Transforming Relationships


As I reflect on Scott's birthday

(see previous post)

, I remember how I feel when people ask, “Wasn’t Scott’s birthday in November?” I often feel like responding with, "Yes, Scott’s birthday

was, is and always will be

November 23rd." Just because he died young, does not mean his birthday ceases to exist for those of us who remain.

So, yesterday we spent the day together as a family – Tony and I, our daughter, Amy, and her husband Jeff, and their children - Scott’s niece and nephews, Kaitlyn, Kyle and Jack. I love what Amy told one of her friends recently. “We share Uncle Scott stories all the time. We talk about our memories of him so much in the presence of Kaitlyn, Kyle and Jack, that they really feel as if they


him.” Kaitlyn, Kyle and Jack adopt our memories and make them their own as they cherish the only relationship they will have with their Uncle Scott, this side of eternity.

Our day began early yesterday, as we sat bundled up in the chilly November fog to watch Kyle’s soccer team


win their final game of the Selma Turkey Shoot tournament. Kyle’s commentary on their win: “I really kept my head in the game!” Pretty impressive for a six year old! Kyle loves to play goalie, following in his Uncle Scott’s footsteps.

Then we all went out for a special birthday lunch. Jack noticed the pin I wear on my jacket this time of year. I wear it to keep Scott’s memory close to my heart. Jack’s four-year-old mind was busy as he fingered the pin and ran his hand repeatedly over the photo of Uncle Scott. Then Jack asked me, “Who is his wife?” I explained that Scott was not married because he died young. Jack asked, “How many was he?” I told him that Uncle Scott was only sixteen years old when he died. To which Jack replied, with a sweet tilt of his head and an expression that showed deep empathy, “Oh, that’s not much.”

No, that’s not much. But as one who has walked this road of grief for almost 13 years I have learned many things about experiencing peace with loss. Perhaps the most valuable aspect of my griefwork is that I have not let go of the relationship I have with Scott. I am Scott’s mom – I am, I was, and I always will be. Scott is my sixteen-year-old son. Although “that’s not much,” I have many memories.
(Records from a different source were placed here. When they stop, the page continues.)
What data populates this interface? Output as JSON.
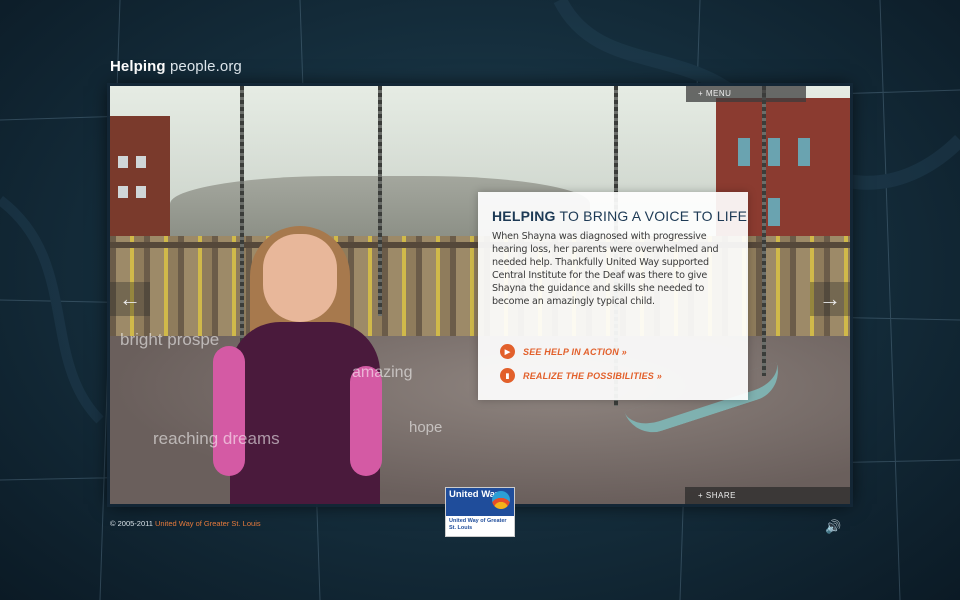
{
  "site": {
    "logo_bold": "Helping",
    "logo_light": "people.org"
  },
  "nav": {
    "menu_label": "+ MENU",
    "share_label": "+ SHARE",
    "prev_arrow": "←",
    "next_arrow": "→"
  },
  "video": {
    "overlay_words": [
      "bright prospe",
      "amazing",
      "reaching dreams",
      "hope"
    ]
  },
  "card": {
    "title_bold": "HELPING",
    "title_rest": " TO BRING A VOICE TO LIFE",
    "body": "When Shayna was diagnosed with progressive hearing loss, her parents were overwhelmed and needed help. Thankfully United Way supported Central Institute for the Deaf was there to give Shayna the guidance and skills she needed to become an amazingly typical child.",
    "cta1": "SEE HELP IN ACTION »",
    "cta2": "REALIZE THE POSSIBILITIES »"
  },
  "footer": {
    "copyright": "© 2005-2011",
    "org_link": "United Way of Greater St. Louis",
    "uw_logo_top": "United Way",
    "uw_logo_sub": "United Way of Greater St. Louis",
    "sound_icon": "speaker-icon"
  },
  "colors": {
    "accent": "#e2602b",
    "title": "#1d3a55",
    "uw_blue": "#1f4d9b"
  }
}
The reality of Scott’s absence is heartbreaking at times. The solace I find is in the continued relationship I have with him. I know he is not here – I don’t “talk” to him or “see” him just around the corner. I have transformed our relationship from one of presence to one of memory. Scott is a part of me, and even though I must wait to physically hold him once again, I treasure the memories deep within that keep the relationship with my son precious and real.

May I encourage you - whatever your loss - as we enter the holiday season? Share stories and speak of memories as you gather together. Give those who grieve with you the joy of speaking the name once again, and allow those who have

come after

to know the loved one you so dearly miss, especially at these family times. I know the stories may bring tears to your eyes, but I firmly believe they will be a comfort to your soul.

Blessed are those who mourn, for they will be comforted. Matthew 5:4